Born in Salzburg in 1908, Herbert von Karajan influenced fellow musicians and public taste for generations through his live appearances and recordings with many of the world's greatest orchestras and opera companies – and especially with the Berliner Philharmoniker which, as its principal conductor for over 30 years, he moulded into an ensemble of peerless power, tonal beauty and stylistic flexibility.
Speed was a leitmotif in Karajan's life, and he became a symbol of drive, dynamism, and innovation. In 1938, as a 30-year-old music director in provincial Aachen, he was catapulted to fame with his electrifying interpretation of Wagner's Tristan at the Berlin Staatsoper and shortly thereafter signed his first recording contract with Deutsche Grammophon. Nowhere was Karajan's tireless dedication to music manifested more clearly than in his recording activities. Launched with the 1939 Polydor release of Mozart's Die Zauberflöte Overture, played by the Berlin Staatskapelle, Karajan's recording career spanned half a century, developing into a huge discography, most of it in collaboration with the Berliner Philharmoniker, which in 1954 elected him to succeed Wilhelm Furtwängler as its chief conductor. His lifetime contract with his Berlin orchestra, together with his renewed contracts with the Yellow Label, saw him cover a substantial portion of the standard concert repertoire, and in 1961 he embarked on an unprecedented project: Beethoven's Nine Symphonies set down and marketed for the first time ever as an integral cycle.
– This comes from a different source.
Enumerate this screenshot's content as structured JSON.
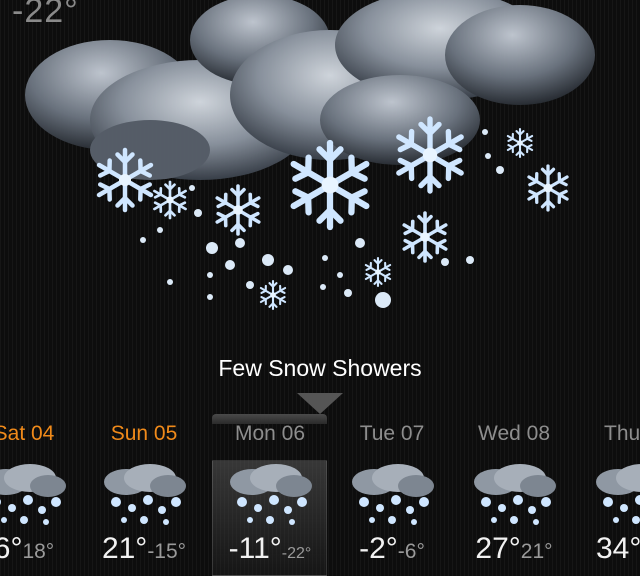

Released in 1963, it proved to be one of the most successful projects in classical recording history.
The Beethoven cycle would become a mainstay of his studio career and with the advent of digital recording and the compact disc in the early 1980s, he recorded the Beethoven cycle yet again with the Berliner Philharmoniker. They made the company's very first digital recording – Mozart's Die Zauberflöte in 1980 – and were also featured in its first CD title to go into mass production, Richard Strauss's Eine Alpensinfonie in 1982. Karajan was famously passionate about all new recording technologies, including the visual media. One of the objectives of his later career was that of documenting his most important interpretations on film. Karajan's status as the most prominent – and best-selling – of all Deutsche Grammophon artists (he sold over 200 million albums) has remained undiminished since his death in 1989. More than a century after his birth, this exceptional conductor is still a commanding presence in the world of classical music.